Exercise brief:
Only the text carries over: repeat the records exactly and drop the images.

....................

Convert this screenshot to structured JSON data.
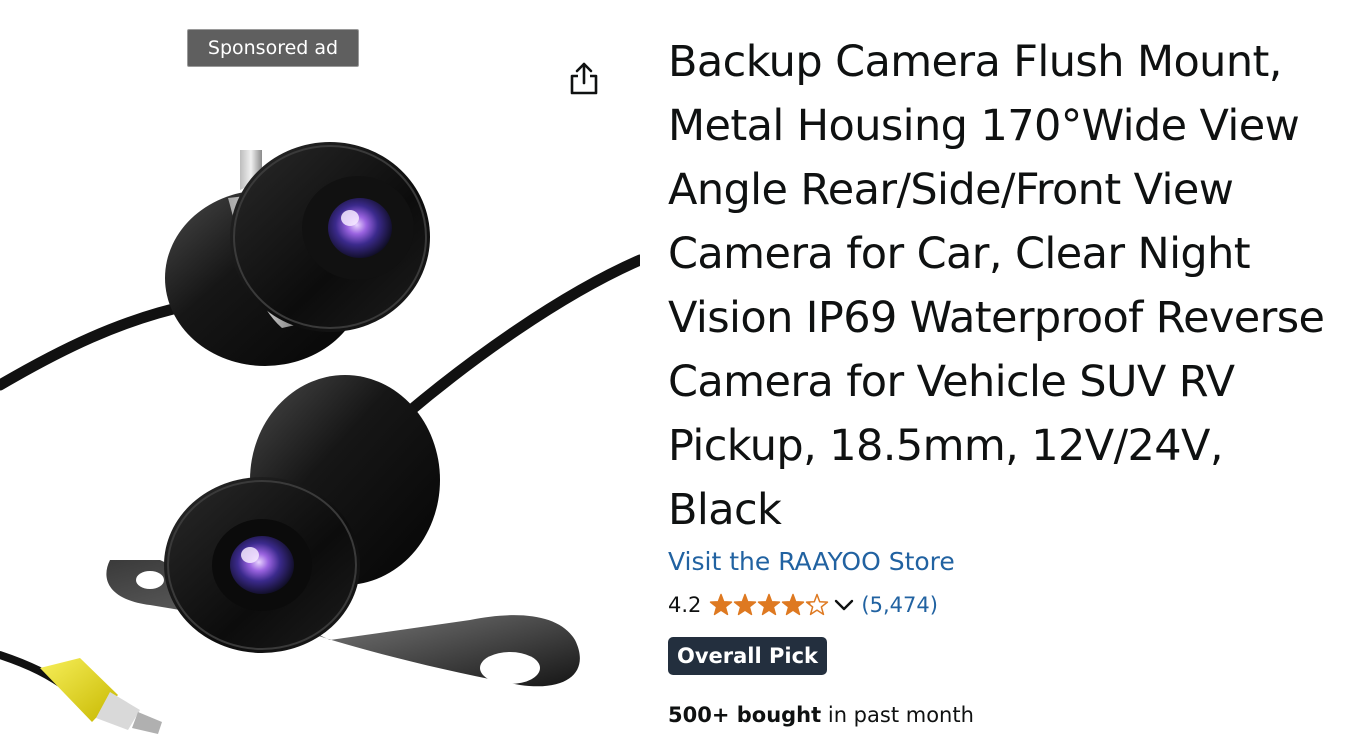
{
  "sponsored": {
    "label": "Sponsored ad"
  },
  "share": {
    "icon": "share-icon"
  },
  "product": {
    "title": "Backup Camera Flush Mount, Metal Housing 170°Wide View Angle Rear/Side/Front View Camera for Car, Clear Night Vision IP69 Waterproof Reverse Camera for Vehicle SUV RV Pickup, 18.5mm, 12V/24V, Black",
    "store_link": "Visit the RAAYOO Store",
    "rating": "4.2",
    "rating_fraction": 0.84,
    "review_count": "(5,474)",
    "badge": "Overall Pick",
    "bought_bold": "500+ bought",
    "bought_rest": " in past month"
  },
  "colors": {
    "link": "#2162a1",
    "star": "#de7921",
    "badge_bg": "#232f3e"
  }
}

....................

Task response:
Convert this screenshot to structured JSON data.
{
  "sponsored": {
    "label": "Sponsored ad"
  },
  "share": {
    "icon": "share-icon"
  },
  "product": {
    "title": "Backup Camera Flush Mount, Metal Housing 170°Wide View Angle Rear/Side/Front View Camera for Car, Clear Night Vision IP69 Waterproof Reverse Camera for Vehicle SUV RV Pickup, 18.5mm, 12V/24V, Black",
    "store_link": "Visit the RAAYOO Store",
    "rating": "4.2",
    "rating_fraction": 0.84,
    "review_count": "(5,474)",
    "badge": "Overall Pick",
    "bought_bold": "500+ bought",
    "bought_rest": " in past month"
  },
  "colors": {
    "link": "#2162a1",
    "star": "#de7921",
    "badge_bg": "#232f3e"
  }
}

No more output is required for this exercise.